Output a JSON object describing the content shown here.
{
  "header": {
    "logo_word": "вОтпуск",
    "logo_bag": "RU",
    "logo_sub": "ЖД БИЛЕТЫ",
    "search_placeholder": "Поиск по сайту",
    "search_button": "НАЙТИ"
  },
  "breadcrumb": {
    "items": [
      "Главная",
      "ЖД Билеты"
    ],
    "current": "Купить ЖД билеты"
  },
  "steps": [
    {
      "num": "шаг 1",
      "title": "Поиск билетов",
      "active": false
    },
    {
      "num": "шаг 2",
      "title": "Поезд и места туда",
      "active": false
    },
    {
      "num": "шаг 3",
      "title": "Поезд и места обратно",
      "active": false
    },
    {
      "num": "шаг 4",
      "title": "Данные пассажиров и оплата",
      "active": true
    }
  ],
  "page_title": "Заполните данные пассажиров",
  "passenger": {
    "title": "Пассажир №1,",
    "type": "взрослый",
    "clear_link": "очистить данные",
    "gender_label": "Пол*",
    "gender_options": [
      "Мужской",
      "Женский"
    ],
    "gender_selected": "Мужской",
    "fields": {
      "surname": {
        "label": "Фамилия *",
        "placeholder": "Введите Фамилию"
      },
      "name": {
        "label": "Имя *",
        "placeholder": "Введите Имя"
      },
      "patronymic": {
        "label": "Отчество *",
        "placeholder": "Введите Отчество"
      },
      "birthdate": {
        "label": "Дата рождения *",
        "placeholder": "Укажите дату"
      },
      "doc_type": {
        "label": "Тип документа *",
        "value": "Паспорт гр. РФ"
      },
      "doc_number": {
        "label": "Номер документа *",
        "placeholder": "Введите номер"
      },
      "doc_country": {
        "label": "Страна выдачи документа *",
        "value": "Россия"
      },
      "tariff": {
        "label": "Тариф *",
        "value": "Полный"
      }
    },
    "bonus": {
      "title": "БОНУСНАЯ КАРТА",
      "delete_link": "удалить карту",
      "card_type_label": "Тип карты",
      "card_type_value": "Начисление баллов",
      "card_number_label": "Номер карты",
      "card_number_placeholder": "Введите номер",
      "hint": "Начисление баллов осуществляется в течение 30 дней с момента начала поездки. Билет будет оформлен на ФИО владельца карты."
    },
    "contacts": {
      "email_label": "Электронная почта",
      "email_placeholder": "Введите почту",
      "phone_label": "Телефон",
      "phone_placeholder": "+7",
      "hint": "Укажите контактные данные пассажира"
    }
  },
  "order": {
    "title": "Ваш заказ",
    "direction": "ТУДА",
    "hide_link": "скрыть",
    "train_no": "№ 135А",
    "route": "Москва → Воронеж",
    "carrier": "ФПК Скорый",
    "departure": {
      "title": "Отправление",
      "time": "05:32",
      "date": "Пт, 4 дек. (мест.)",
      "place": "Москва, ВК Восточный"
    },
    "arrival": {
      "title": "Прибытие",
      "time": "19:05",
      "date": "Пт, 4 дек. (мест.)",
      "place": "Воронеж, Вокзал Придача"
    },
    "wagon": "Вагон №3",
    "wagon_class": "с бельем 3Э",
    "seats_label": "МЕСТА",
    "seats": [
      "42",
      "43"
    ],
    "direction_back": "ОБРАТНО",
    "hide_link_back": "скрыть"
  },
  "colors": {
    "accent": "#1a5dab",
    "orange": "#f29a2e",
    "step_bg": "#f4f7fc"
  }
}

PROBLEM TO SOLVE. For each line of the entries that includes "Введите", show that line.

RESPONSE.
        "placeholder": "Введите Фамилию"
        "placeholder": "Введите Имя"
        "placeholder": "Введите Отчество"
        "placeholder": "Введите номер"
      "card_number_placeholder": "Введите номер",
      "email_placeholder": "Введите почту",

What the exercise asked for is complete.